Visit the authentic village of Saluzzo, a small, charming town in the province of Cuneo, where the valleys of Monviso open into a plain rich in orchards. Here the 15th century urban solutions have been preserved almost intact in the old town. Saluzzo is full of narrow cobbled streets, steep stairways, churches and elegant palaces with balconies and terraces, gathered around hidden gardens. It is one of the most exclusive places in Italy for the lovers of antiques, art furniture and restoration. There, the crafts of wood and iron boasts a centuries-old tradition, valued by the annual fairs of Antiques and Furniture (respectively in May and September).
In the Cuneo area, but on the side Langhe, there is Neive, the land of Barbaresco and white truffle, which has, as Candelo, an ancient fortress. The plant of the town is still medieval: the red-roofed houses are close to each other and, from above the old town, you can enjoy great views of the surrounding vineyards.
Lose roofs, beams and wood belong instead to the Occitan culture and characterize the landscape of Chianale, in the province of Cuneo. We went far from from the Langhe area but we couldn’t help pointing out this beautiful town: a place full of charm, still strongly tied to the Alpine and Provençal culture proudly exhibited by its inhabitants.
Neraby there is the Aleve, the largest stone pine forest in Europe, on the slopes of Monviso.
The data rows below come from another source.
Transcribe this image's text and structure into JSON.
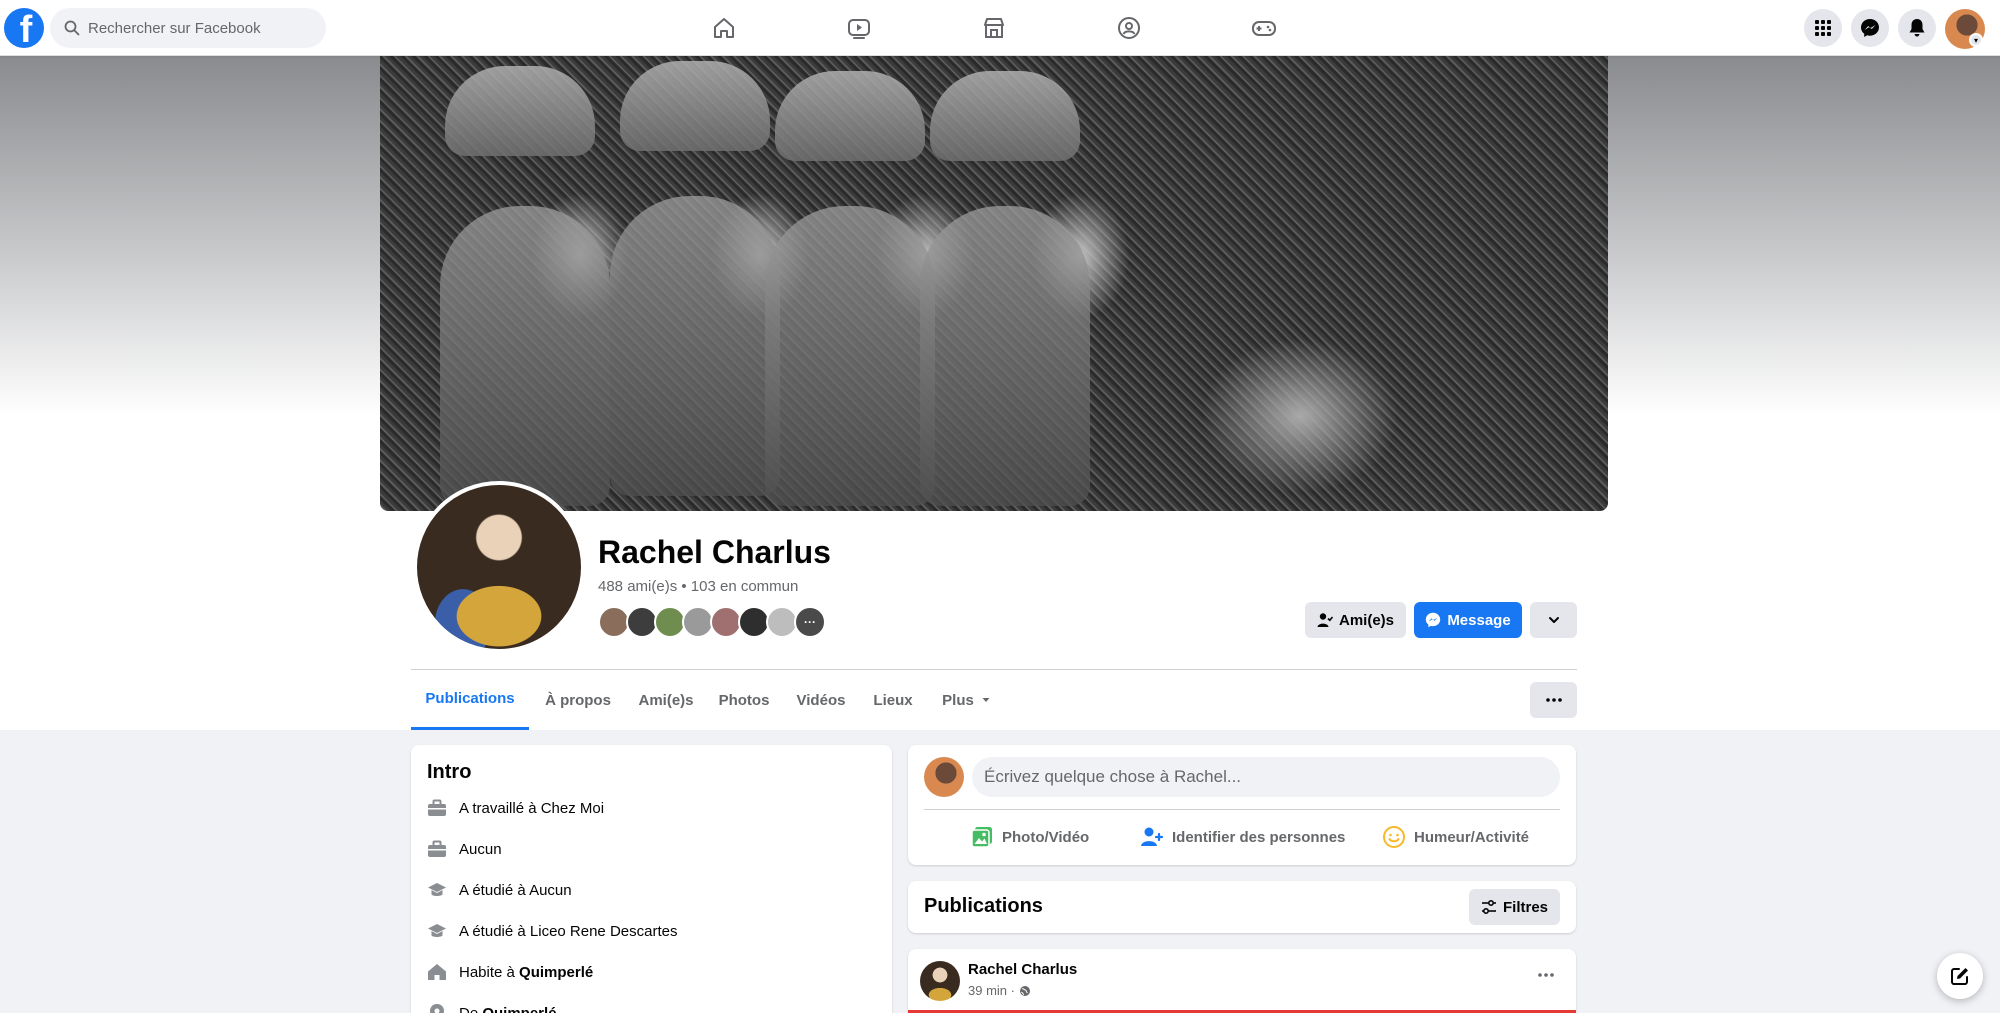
{
  "search": {
    "placeholder": "Rechercher sur Facebook"
  },
  "nav": {
    "icons": [
      "home-icon",
      "watch-icon",
      "marketplace-icon",
      "groups-icon",
      "gaming-icon"
    ],
    "right_icons": [
      "menu-grid-icon",
      "messenger-icon",
      "notifications-icon"
    ]
  },
  "profile": {
    "name": "Rachel Charlus",
    "friends_summary": "488 ami(e)s • 103 en commun",
    "buttons": {
      "friends": "Ami(e)s",
      "message": "Message"
    }
  },
  "tabs": [
    {
      "label": "Publications",
      "active": true
    },
    {
      "label": "À propos"
    },
    {
      "label": "Ami(e)s"
    },
    {
      "label": "Photos"
    },
    {
      "label": "Vidéos"
    },
    {
      "label": "Lieux"
    },
    {
      "label": "Plus"
    }
  ],
  "intro": {
    "title": "Intro",
    "items": [
      {
        "icon": "briefcase-icon",
        "text": "A travaillé à Chez Moi"
      },
      {
        "icon": "briefcase-icon",
        "text": "Aucun"
      },
      {
        "icon": "graduation-cap-icon",
        "text": "A étudié à Aucun"
      },
      {
        "icon": "graduation-cap-icon",
        "text": "A étudié à Liceo Rene Descartes"
      },
      {
        "icon": "home-icon",
        "prefix": "Habite à ",
        "strong": "Quimperlé"
      },
      {
        "icon": "location-pin-icon",
        "prefix": "De ",
        "strong": "Quimperlé"
      }
    ]
  },
  "composer": {
    "placeholder": "Écrivez quelque chose à Rachel...",
    "actions": [
      "Photo/Vidéo",
      "Identifier des personnes",
      "Humeur/Activité"
    ]
  },
  "posts_header": {
    "title": "Publications",
    "filters": "Filtres"
  },
  "post": {
    "author": "Rachel Charlus",
    "time": "39 min ·"
  },
  "colors": {
    "accent": "#1877f2",
    "text_secondary": "#65676b",
    "bg": "#f0f2f5"
  }
}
Finally, visit one of the most beautiful places in Piedmont, Orta San Giulio, near Novara. Dear to writers and poets, Orta is a small town with very picturesque narrow streets.
The itinerary could continue and take you across many other marvellous villages on the hills of Piedmont. But definitely, you won’t have time enough. Therefore, enjoy this tour and relax!